It’s always interesting when people like an actor and so automatically defend their work regardless of their performance. For instance I know a lot of people who like Johnny Depp, which I can understand because he is a very talented actor, and yet they fail to see that his best performance is not in ‘Pirates Of The Caribbean’. His impression of Keith Richards is slightly funny to begin with but becomes quite tiresome and it is not his best acting role by far, however I do not blame Depp for his performance being tainted in the film, I blame the director. There was a famous story from the filming of the first ‘Pirates Of The Caribbean’ in which Johnny Depp came on stage and started acting like a drunk Keith Richards without being told to. The studio hated his performance and told Gore Verbinski as the director to tell him to change it, which he didn’t because he didn’t. That shows the directing capability of such a man, who cannot tell his leading actor how to act out of the fear that he may leave the film. The first Pirates film was a bit all over the place but it was enjoyable in places and Johnny Depp was alright in his role, but we didn’t need there to be sequels. This allowed Verbinski to indulge himself in this franchise that got out of control until even he didn’t want to direct the fourth film. Does it need to end now? Definitely. Is it going to end now? Of course not.

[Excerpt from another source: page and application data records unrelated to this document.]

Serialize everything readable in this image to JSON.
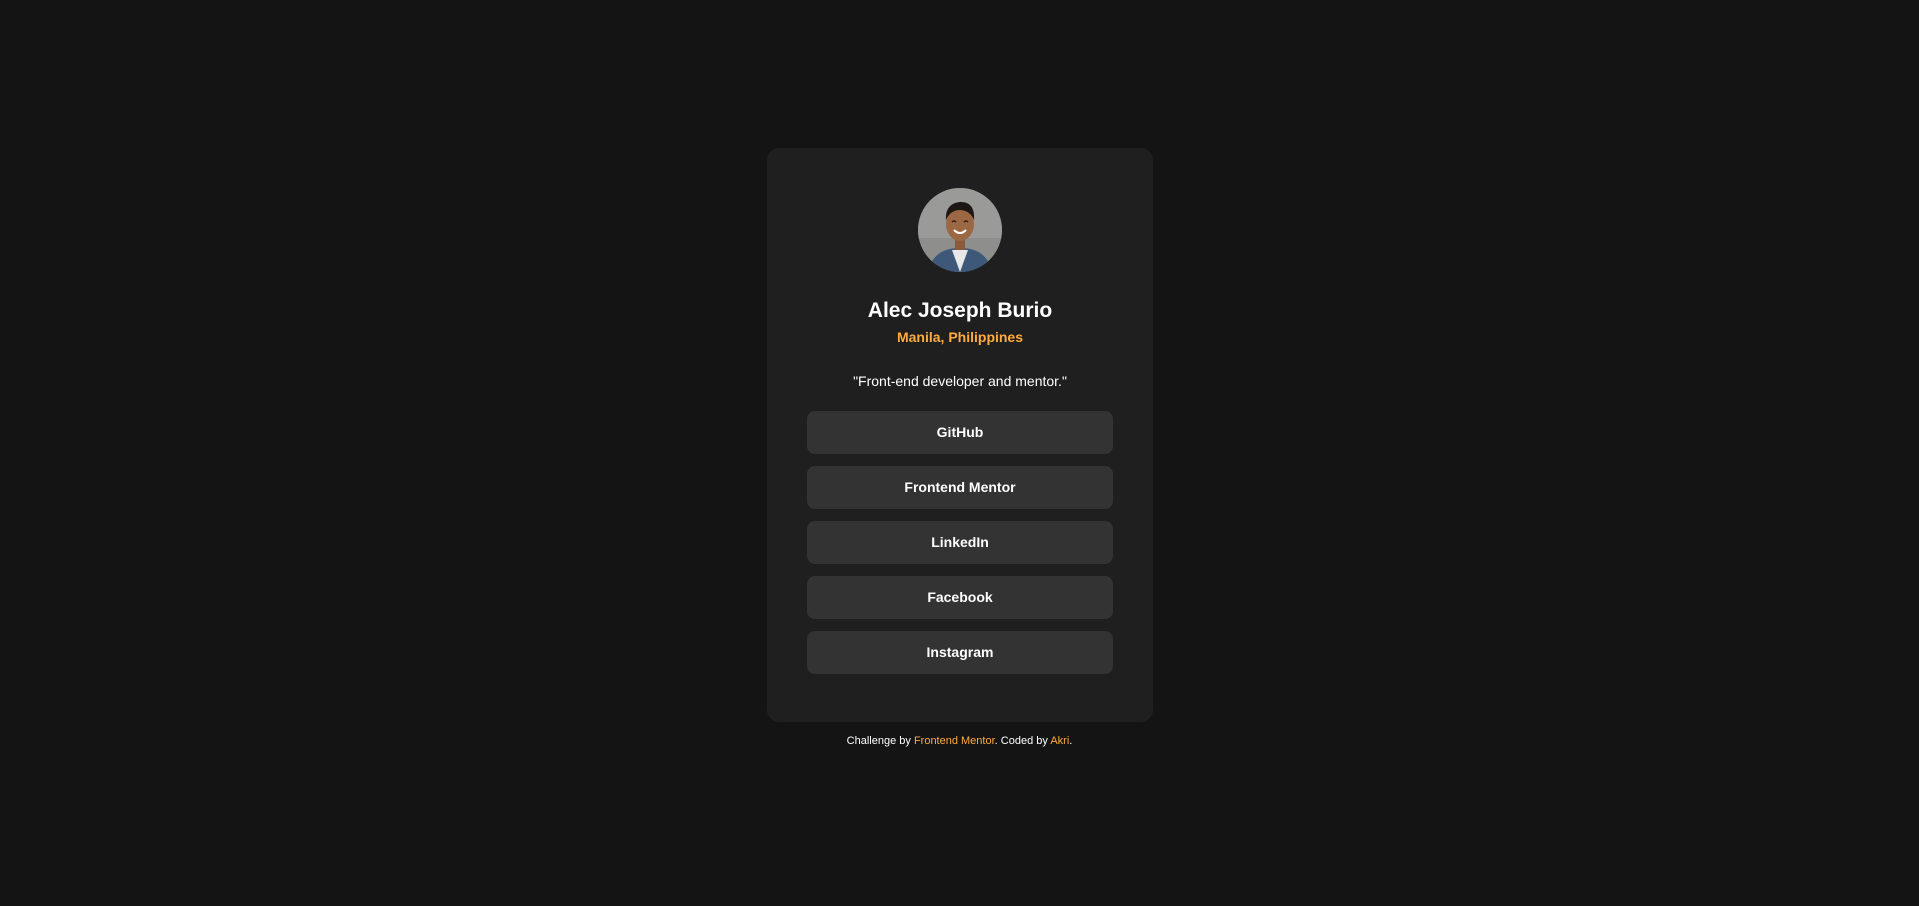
{
  "profile": {
    "avatar_icon": "profile-photo",
    "name": "Alec Joseph Burio",
    "location": "Manila, Philippines",
    "bio": "\"Front-end developer and mentor.\""
  },
  "links": [
    {
      "label": "GitHub"
    },
    {
      "label": "Frontend Mentor"
    },
    {
      "label": "LinkedIn"
    },
    {
      "label": "Facebook"
    },
    {
      "label": "Instagram"
    }
  ],
  "footer": {
    "prefix": "Challenge by ",
    "challenge_link": "Frontend Mentor",
    "middle": ". Coded by ",
    "author_link": "Akri",
    "suffix": "."
  },
  "colors": {
    "page_background": "#141414",
    "card_background": "#1f1f1f",
    "button_background": "#333333",
    "accent": "#ffab40",
    "text": "#ffffff"
  }
}
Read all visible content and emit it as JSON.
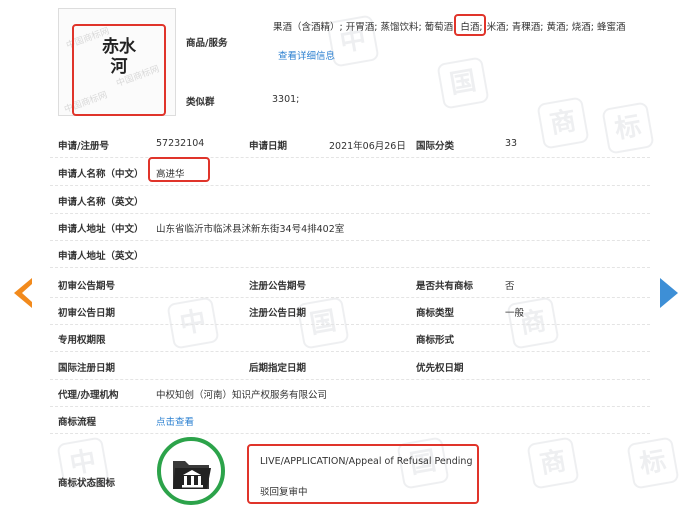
{
  "trademark": {
    "image_text": "赤水河",
    "goods_label": "商品/服务",
    "goods_list": "果酒（含酒精）; 开胃酒; 蒸馏饮料; 葡萄酒; 白酒; 米酒; 青稞酒; 黄酒; 烧酒; 蜂蜜酒",
    "goods_list_pre": "果酒（含酒精）; 开胃酒; 蒸馏饮料; 葡萄酒;",
    "goods_highlight": "白酒;",
    "goods_list_post": "米酒; 青稞酒; 黄酒; 烧酒; 蜂蜜酒",
    "view_details_link": "查看详细信息",
    "similar_group_label": "类似群",
    "similar_group_value": "3301;"
  },
  "fields": {
    "reg_no_label": "申请/注册号",
    "reg_no_value": "57232104",
    "app_date_label": "申请日期",
    "app_date_value": "2021年06月26日",
    "intl_class_label": "国际分类",
    "intl_class_value": "33",
    "applicant_cn_label": "申请人名称（中文）",
    "applicant_cn_value": "高进华",
    "applicant_en_label": "申请人名称（英文）",
    "address_cn_label": "申请人地址（中文）",
    "address_cn_value": "山东省临沂市临沭县沭新东街34号4排402室",
    "address_en_label": "申请人地址（英文）",
    "prelim_issue_label": "初审公告期号",
    "reg_issue_label": "注册公告期号",
    "shared_label": "是否共有商标",
    "shared_value": "否",
    "prelim_date_label": "初审公告日期",
    "reg_date_label": "注册公告日期",
    "tm_type_label": "商标类型",
    "tm_type_value": "一般",
    "exclusive_period_label": "专用权期限",
    "tm_form_label": "商标形式",
    "intl_reg_date_label": "国际注册日期",
    "later_date_label": "后期指定日期",
    "priority_date_label": "优先权日期",
    "agent_label": "代理/办理机构",
    "agent_value": "中权知创（河南）知识产权服务有限公司",
    "process_label": "商标流程",
    "process_link": "点击查看",
    "status_icon_label": "商标状态图标",
    "status_en": "LIVE/APPLICATION/Appeal of Refusal Pending",
    "status_cn": "驳回复审中"
  },
  "colors": {
    "highlight_red": "#e0342a",
    "link_blue": "#2a7fd0",
    "status_green": "#2ca34a",
    "nav_left_orange": "#f28a1c",
    "nav_right_blue": "#3d8fd6"
  },
  "icons": {
    "prev": "chevron-left-icon",
    "next": "chevron-right-icon",
    "status": "folder-courthouse-icon"
  }
}
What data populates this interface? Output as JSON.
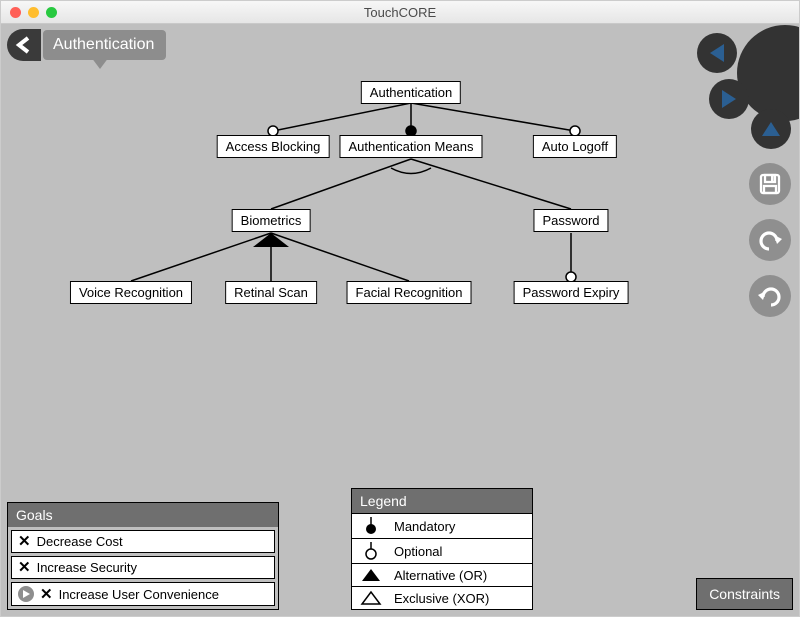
{
  "app": {
    "title": "TouchCORE"
  },
  "breadcrumb": {
    "label": "Authentication"
  },
  "nodes": {
    "root": "Authentication",
    "access_blocking": "Access Blocking",
    "auth_means": "Authentication Means",
    "auto_logoff": "Auto Logoff",
    "biometrics": "Biometrics",
    "password": "Password",
    "voice": "Voice Recognition",
    "retinal": "Retinal Scan",
    "facial": "Facial Recognition",
    "pw_expiry": "Password Expiry"
  },
  "goals": {
    "title": "Goals",
    "items": [
      "Decrease Cost",
      "Increase Security",
      "Increase User Convenience"
    ]
  },
  "legend": {
    "title": "Legend",
    "items": [
      "Mandatory",
      "Optional",
      "Alternative (OR)",
      "Exclusive (XOR)"
    ]
  },
  "constraints": {
    "label": "Constraints"
  }
}
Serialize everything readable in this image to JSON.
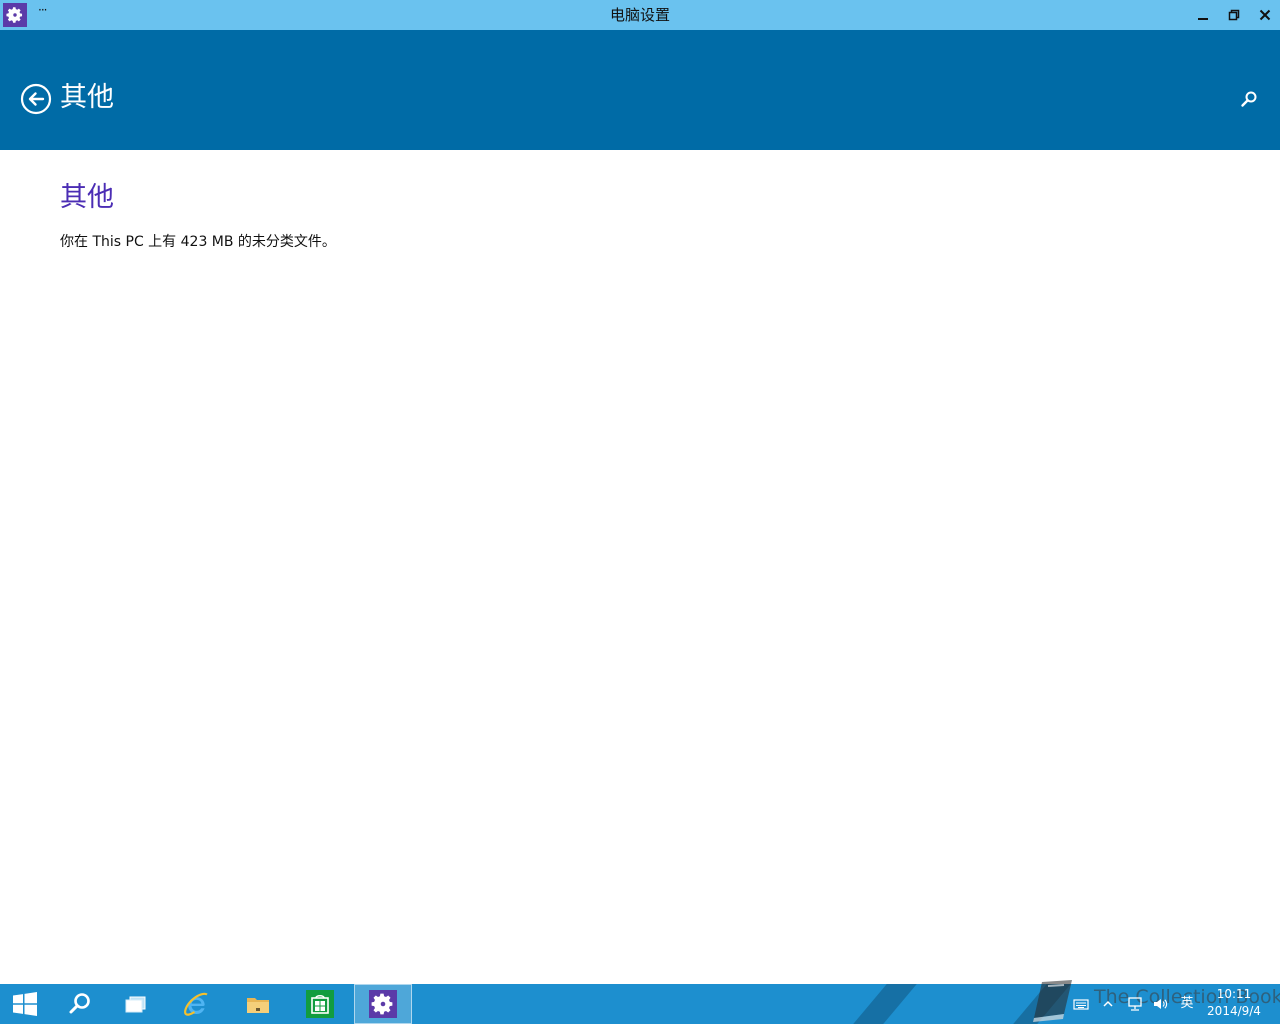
{
  "window": {
    "title": "电脑设置",
    "menu_dots": "···"
  },
  "header": {
    "title": "其他"
  },
  "content": {
    "heading": "其他",
    "description": "你在 This PC 上有 423 MB 的未分类文件。"
  },
  "taskbar": {
    "items": [
      "start",
      "search",
      "task-view",
      "internet-explorer",
      "file-explorer",
      "store",
      "pc-settings"
    ],
    "active_item": "pc-settings"
  },
  "tray": {
    "ime": "英",
    "time": "10:11",
    "date": "2014/9/4"
  },
  "watermark": {
    "text": "The Collection Book"
  },
  "colors": {
    "titlebar": "#6ac2ef",
    "header": "#006ba6",
    "heading": "#4b2db4",
    "taskbar": "#1d8fcf",
    "settings_tile": "#5b3aa8",
    "store_tile": "#119c3f"
  }
}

I’ve mentioned the next point before but only briefly so I will repeat it just for those who missed it; the Star Wars prequels are awful. Yes they may be visually pleasing and have a lot of action, but what’s that thing they’re lacking…that….what is it… oh yes substance. The original trilogy was fantastic, with three films that really set the bar for how science fiction films should be made, and then George Lucas decided he wanted another yacht, or he wanted money to power his golden fountain that shoots out hundred dollar bills or whatever, but either way he wanted more money and so made prequels we didn’t want and/ or need. They darted off in to random political scenes that weren’t actually intelligently written when you listen to them, they were just dull. The visual effects were clearly a high priority which is why we were overloaded with head banging chase sequences and quite poorly choreographed lightsaber duels, leaving us with a script that sounded like it was written in someone’s lunch break. None of the three prequels had any where near as much interest as the original three and the characters were so deflated they made R2-D2 sound like a complex and philosophically inspiring character. And what’s that sound we all heard at the beginning of last year? It was George Lucas rubbing his hands together after signing the contract for the 3D release of the prequels.
Arguments do arise frequently when I talk about films with friends and family but that’s only because I’m passionate about the art form. I’ve always said to myself that taking an interest in anything is about appreciating what you like, rather than settling for what other people like. I cannot think of any other way to describe being interested in films. If you have an opinion then stick by it no matter what people say. It’s what I have to do nearly on a daily basis, but I wouldn’t have it any other way. What’s life without a challenge every now and then?